In Environment, Dodge awarded 21 grants totaling $1,341,000. A $65,000 grant to Rowan University helps fund the New Jersey Municipal Asset Profiler web mapping portal to support environmental decision making and the Conservation Blueprint, and to facilitate connections between New Jersey residents and the environment. In addition, seven grants totaling $350,000 support environmental restoration, urban greening, and stewardship in New Jersey cities, including grants to City Green in Clifton, Ironbound Community Corporation in Newark, and Isles in Trenton.
In Education, Dodge awarded a $309,500 grant to Woodrow Wilson National Fellowship for continued support of the New Jersey Teacher Fellowship Program, part of a multi-year commitment by Dodge and other funders to improve how teachers are prepared for the classroom at both the graduate and undergraduate levels, and across all subject matter areas, with a particular focus on STEM subjects.
Through its flagship Technical Assistance program and other initiatives, Dodge awarded $60,000 in additional grants this round. A $30,000 grant to the Center for Non-Profits supports the organization’s advocacy, public information, and educational activities to, and on behalf of, New Jersey's non-profit community.

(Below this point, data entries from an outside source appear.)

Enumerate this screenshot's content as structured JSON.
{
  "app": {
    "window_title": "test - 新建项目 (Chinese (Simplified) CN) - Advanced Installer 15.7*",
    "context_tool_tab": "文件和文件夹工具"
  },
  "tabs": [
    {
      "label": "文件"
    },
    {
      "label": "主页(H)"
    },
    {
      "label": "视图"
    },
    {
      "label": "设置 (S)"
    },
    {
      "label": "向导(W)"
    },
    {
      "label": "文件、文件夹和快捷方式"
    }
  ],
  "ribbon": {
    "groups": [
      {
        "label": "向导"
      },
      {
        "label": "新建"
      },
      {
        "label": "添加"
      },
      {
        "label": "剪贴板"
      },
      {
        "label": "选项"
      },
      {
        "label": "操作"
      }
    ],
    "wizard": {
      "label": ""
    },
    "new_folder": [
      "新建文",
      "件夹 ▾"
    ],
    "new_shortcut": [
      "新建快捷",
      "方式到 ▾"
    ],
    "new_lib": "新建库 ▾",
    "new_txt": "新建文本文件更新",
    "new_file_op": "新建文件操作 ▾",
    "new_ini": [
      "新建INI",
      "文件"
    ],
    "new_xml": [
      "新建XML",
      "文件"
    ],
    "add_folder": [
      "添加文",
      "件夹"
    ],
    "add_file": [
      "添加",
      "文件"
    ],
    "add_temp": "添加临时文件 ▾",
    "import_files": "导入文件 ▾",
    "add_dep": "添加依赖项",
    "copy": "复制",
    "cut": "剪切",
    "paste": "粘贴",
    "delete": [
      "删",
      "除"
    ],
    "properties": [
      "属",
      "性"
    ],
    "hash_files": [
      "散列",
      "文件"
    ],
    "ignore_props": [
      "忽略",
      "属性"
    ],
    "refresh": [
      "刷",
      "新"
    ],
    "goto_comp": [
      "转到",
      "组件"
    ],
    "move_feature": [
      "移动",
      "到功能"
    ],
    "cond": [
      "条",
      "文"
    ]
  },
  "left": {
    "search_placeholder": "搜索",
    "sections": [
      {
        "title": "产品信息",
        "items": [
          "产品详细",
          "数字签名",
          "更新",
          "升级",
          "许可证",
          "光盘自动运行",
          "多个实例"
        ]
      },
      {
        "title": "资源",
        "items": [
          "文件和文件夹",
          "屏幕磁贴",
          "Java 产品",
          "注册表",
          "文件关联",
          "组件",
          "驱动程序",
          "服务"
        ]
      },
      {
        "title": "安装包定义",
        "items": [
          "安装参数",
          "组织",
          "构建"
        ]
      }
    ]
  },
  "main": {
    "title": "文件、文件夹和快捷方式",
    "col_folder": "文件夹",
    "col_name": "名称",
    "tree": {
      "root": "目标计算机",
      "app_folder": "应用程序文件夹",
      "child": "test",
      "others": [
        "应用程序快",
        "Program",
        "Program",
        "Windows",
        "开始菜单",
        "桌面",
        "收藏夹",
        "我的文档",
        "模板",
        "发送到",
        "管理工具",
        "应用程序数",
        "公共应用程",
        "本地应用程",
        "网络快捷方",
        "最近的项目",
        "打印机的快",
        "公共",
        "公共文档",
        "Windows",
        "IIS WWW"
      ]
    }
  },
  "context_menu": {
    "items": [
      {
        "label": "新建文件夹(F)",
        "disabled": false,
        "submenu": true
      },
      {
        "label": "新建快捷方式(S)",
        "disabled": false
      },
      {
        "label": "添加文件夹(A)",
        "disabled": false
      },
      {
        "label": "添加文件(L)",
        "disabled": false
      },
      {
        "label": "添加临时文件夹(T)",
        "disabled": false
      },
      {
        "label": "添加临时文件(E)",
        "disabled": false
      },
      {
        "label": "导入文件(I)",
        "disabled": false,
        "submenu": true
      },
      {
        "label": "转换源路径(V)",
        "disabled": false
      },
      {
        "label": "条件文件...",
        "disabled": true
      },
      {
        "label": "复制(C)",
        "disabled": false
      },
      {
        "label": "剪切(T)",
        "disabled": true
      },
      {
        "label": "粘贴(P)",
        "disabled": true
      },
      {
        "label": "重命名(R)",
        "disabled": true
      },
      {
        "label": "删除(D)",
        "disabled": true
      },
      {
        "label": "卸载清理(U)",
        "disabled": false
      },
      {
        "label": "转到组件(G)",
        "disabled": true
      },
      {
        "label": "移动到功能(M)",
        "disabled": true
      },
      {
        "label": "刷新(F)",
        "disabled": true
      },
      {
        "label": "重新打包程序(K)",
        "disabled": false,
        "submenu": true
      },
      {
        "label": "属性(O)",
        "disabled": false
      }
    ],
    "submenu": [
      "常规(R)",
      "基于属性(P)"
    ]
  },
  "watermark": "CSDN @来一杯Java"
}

A $20,000 grant to Grow It Green Morristown supports the organization’s mission to create sustainable farms and gardens that provide equal access to fresh, local food and educate communities through programs focused on healthy eating and environmental stewardship in Dodge’s hometown of Morristown.
Following the deadly violence last year in Charlottesville, Va., Trustees in December awarded three responsive grants to support community-driven efforts toward healing and understanding and against fear and prejudice in New Jersey. These grants, which were made outside Dodge’s program areas, were made to organizations known for their outreach to under-served communities and for efforts to build unity among disparate groups.
A $9,000 grant supports Wind of the Spirit, which organizes and trains immigrants and allies for social change, fosters understanding and appreciation among immigrants and non-immigrants, educates members of the immigrant community about their rights and responsibilities, advocates for human rights, and celebrates diversity.
Two grants of $8,500 each support the Council on American-Islamic Relations, which advocates for dialogue between faith communities both in America and worldwide, and the New Jersey Council for the Humanities program’s Humanities Lab: Black and Blue Together, which uses the humanities to confront and challenge perceptions based in stereotypes and misinformation, while building positive relationships between young people and law enforcement.